● **Source records**:
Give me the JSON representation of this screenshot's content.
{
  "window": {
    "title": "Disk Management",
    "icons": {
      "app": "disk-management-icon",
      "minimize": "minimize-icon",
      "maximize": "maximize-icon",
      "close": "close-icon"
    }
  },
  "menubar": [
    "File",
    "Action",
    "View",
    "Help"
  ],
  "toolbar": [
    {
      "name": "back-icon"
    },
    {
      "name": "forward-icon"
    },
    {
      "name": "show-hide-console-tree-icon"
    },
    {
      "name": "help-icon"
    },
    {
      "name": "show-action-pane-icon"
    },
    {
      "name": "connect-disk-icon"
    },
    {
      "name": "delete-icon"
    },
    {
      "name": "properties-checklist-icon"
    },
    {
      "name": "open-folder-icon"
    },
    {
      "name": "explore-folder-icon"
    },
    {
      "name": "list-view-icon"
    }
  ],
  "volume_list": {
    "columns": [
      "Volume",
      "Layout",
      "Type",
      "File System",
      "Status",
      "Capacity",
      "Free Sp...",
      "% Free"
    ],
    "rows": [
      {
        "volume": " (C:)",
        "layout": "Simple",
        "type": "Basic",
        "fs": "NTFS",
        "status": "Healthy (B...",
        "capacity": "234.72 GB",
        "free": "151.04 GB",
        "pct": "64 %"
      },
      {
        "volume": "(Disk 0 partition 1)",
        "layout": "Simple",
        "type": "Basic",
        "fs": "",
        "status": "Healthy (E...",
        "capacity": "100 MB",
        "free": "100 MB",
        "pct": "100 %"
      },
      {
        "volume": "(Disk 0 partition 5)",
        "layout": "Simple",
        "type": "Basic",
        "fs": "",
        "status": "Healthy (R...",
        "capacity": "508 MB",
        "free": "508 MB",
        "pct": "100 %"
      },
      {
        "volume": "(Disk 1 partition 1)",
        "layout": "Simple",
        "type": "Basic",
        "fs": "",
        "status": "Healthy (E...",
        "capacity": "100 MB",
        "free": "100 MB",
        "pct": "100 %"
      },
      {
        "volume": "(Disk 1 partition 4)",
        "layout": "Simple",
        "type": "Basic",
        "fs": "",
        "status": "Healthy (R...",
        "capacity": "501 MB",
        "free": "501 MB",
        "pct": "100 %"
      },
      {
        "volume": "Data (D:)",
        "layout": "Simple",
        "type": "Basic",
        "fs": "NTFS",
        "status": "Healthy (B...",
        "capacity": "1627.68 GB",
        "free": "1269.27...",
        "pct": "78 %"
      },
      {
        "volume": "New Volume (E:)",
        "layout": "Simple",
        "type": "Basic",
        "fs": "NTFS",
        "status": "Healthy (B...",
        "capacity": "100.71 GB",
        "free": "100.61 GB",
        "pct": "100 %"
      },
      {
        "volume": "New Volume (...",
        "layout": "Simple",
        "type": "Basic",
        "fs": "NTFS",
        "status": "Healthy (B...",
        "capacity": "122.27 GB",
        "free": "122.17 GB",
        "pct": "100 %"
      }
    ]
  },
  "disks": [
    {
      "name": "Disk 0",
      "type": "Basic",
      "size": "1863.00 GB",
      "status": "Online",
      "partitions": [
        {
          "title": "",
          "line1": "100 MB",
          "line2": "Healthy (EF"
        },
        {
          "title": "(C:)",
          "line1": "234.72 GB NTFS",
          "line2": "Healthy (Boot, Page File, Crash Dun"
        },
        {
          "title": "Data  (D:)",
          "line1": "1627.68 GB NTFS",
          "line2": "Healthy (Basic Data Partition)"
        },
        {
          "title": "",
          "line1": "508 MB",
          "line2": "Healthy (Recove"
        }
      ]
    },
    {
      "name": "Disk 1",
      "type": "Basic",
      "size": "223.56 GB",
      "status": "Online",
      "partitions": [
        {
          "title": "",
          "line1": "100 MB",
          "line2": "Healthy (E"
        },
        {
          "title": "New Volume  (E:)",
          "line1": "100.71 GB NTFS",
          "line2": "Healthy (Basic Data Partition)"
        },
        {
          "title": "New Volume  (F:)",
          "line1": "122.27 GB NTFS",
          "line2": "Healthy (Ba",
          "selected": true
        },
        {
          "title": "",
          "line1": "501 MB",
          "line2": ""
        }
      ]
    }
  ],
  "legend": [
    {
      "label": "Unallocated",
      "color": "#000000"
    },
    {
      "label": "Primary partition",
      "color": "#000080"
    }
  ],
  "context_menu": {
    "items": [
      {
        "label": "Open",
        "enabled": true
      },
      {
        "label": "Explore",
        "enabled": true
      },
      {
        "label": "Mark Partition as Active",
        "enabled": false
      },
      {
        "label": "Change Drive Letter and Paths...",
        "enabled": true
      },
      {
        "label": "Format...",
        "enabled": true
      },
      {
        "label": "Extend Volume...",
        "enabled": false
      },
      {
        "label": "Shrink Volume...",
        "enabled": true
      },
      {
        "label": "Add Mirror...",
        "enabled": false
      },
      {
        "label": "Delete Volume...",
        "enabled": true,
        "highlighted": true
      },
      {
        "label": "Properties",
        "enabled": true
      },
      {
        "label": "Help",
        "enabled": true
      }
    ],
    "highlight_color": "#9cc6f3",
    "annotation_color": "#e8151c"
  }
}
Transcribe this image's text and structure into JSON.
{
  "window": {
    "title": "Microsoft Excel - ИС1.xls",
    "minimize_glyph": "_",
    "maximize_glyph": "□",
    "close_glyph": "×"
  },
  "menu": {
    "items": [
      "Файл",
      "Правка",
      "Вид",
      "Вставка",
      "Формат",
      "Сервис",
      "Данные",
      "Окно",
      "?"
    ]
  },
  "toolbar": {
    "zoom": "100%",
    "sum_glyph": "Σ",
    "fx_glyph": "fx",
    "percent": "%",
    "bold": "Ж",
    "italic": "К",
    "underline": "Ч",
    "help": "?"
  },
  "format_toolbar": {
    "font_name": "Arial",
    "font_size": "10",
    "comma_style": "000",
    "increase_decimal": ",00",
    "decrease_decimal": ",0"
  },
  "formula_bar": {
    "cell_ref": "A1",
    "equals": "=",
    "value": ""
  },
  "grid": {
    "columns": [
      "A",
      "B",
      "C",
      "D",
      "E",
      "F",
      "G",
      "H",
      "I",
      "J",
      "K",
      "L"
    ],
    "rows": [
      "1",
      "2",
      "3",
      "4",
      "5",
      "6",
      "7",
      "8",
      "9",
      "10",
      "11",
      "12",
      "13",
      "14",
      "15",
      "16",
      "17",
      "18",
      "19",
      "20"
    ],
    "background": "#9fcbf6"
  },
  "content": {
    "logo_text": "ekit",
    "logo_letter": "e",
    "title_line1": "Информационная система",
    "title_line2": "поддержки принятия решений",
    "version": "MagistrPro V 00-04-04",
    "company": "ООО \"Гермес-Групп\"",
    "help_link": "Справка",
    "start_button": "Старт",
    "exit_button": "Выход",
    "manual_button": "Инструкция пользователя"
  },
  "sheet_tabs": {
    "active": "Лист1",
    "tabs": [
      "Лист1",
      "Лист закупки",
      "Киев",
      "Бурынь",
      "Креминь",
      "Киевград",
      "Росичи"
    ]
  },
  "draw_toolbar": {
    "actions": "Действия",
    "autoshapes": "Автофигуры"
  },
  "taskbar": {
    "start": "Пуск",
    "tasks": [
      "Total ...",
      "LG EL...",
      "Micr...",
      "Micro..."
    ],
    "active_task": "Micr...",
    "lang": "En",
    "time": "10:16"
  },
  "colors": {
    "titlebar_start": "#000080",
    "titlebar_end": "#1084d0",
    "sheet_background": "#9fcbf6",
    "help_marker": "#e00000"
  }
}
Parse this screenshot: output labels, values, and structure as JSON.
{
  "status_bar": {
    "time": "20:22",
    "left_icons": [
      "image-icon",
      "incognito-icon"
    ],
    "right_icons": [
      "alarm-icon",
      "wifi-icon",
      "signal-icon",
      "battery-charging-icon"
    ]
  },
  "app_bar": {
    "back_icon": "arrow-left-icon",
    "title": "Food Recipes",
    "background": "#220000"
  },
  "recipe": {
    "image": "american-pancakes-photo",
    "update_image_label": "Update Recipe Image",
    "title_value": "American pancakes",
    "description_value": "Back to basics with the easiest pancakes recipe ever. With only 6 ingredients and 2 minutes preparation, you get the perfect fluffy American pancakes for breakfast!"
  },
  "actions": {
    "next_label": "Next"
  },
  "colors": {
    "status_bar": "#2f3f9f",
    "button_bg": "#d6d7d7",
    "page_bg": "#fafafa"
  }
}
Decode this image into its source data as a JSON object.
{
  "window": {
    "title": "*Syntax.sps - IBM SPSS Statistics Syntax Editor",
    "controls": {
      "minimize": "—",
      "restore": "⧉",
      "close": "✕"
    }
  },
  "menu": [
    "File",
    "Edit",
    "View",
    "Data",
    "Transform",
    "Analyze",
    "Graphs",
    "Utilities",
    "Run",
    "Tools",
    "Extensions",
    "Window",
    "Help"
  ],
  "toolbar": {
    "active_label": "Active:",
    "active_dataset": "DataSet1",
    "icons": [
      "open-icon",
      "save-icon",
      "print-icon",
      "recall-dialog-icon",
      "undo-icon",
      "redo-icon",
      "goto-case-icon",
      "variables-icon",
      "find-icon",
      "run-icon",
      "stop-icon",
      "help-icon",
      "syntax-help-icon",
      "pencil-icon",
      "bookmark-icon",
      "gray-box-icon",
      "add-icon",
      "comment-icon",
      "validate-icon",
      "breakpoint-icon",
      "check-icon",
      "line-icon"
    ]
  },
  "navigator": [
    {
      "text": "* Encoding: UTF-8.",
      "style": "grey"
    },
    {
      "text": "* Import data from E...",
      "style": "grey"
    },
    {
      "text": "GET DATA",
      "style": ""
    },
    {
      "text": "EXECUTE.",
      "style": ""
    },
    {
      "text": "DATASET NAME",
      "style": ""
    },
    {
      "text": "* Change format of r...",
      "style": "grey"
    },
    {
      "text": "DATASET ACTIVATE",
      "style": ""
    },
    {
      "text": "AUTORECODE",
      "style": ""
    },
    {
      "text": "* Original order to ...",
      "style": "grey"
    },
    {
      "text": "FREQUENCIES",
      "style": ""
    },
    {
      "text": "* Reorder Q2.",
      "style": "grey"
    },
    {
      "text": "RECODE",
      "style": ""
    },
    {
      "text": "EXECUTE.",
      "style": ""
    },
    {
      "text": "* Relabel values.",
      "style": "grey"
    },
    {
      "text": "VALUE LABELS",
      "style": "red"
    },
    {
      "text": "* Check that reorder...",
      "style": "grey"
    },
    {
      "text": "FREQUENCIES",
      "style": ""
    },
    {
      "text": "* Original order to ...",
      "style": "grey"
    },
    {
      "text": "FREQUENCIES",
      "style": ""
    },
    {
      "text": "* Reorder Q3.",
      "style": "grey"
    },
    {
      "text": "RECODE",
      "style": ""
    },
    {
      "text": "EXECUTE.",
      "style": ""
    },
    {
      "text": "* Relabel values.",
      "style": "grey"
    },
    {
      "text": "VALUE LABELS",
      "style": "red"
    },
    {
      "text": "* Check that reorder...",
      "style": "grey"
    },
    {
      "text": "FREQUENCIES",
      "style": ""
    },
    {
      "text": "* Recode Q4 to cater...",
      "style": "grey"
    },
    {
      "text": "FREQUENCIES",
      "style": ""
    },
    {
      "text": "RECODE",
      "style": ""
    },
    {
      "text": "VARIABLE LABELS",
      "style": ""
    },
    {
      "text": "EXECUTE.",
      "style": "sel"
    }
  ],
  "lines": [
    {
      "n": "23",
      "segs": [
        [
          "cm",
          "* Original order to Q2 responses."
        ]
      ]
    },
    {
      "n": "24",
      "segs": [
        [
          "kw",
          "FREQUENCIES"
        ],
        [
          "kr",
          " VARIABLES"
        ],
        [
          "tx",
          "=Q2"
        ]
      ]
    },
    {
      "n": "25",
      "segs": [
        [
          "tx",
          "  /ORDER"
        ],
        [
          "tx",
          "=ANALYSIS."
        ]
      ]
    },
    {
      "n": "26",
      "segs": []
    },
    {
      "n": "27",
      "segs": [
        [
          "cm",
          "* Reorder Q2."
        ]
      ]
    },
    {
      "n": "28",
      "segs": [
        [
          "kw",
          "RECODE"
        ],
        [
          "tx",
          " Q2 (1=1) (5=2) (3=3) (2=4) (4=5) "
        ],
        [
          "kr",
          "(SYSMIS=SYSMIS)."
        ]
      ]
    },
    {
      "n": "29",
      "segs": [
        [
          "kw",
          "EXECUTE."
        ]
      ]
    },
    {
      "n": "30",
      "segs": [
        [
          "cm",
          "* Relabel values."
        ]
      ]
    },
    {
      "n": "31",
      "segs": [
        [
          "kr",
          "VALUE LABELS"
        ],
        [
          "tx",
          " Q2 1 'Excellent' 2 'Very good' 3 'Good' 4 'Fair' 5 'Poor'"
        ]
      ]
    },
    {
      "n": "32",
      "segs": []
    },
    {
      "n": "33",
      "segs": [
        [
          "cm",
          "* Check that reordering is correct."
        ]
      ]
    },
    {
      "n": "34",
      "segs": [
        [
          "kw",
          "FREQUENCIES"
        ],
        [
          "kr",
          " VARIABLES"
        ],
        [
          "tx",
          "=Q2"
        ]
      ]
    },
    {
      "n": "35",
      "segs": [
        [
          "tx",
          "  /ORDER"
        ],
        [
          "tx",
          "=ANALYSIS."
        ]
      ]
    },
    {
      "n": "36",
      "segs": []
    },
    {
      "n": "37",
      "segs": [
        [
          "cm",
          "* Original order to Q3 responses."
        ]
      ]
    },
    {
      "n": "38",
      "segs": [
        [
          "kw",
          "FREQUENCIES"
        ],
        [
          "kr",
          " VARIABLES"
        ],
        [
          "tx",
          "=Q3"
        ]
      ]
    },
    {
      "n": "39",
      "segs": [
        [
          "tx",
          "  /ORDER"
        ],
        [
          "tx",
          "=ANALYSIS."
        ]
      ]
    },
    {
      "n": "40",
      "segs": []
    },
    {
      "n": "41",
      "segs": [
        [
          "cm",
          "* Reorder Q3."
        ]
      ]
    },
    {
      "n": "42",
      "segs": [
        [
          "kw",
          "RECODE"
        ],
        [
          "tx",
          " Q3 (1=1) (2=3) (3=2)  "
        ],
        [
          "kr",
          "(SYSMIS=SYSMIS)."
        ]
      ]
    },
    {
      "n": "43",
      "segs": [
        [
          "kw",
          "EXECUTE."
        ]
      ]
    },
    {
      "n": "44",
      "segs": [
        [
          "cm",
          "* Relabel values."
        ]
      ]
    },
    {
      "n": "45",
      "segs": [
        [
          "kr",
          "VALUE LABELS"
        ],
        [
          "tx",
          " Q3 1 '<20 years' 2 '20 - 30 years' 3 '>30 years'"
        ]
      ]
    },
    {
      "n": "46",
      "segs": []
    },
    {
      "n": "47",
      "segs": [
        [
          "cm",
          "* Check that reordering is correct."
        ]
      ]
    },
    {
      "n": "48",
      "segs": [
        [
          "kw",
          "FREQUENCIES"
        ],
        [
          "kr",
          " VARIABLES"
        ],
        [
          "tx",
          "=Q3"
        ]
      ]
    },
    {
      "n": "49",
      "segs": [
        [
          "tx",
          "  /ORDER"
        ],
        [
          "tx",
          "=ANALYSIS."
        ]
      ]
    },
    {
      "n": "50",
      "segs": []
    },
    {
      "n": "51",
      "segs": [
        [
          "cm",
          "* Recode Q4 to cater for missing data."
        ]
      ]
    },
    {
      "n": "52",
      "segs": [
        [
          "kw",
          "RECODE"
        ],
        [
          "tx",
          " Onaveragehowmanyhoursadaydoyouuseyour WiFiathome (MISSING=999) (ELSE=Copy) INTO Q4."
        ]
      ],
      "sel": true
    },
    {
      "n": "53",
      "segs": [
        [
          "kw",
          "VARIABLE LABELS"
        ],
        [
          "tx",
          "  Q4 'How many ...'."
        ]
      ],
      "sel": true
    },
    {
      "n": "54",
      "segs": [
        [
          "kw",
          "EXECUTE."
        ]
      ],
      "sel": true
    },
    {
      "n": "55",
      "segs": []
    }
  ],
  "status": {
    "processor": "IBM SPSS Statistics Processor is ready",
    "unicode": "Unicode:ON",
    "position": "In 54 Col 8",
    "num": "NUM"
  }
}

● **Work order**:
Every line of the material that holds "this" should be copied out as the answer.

● **Written response**:
Give me the JSON representation of this screenshot's content.
Transcribe this image's text and structure into JSON.
Parse this screenshot: output labels, values, and structure as JSON.
Decode this image into its source data as a JSON object.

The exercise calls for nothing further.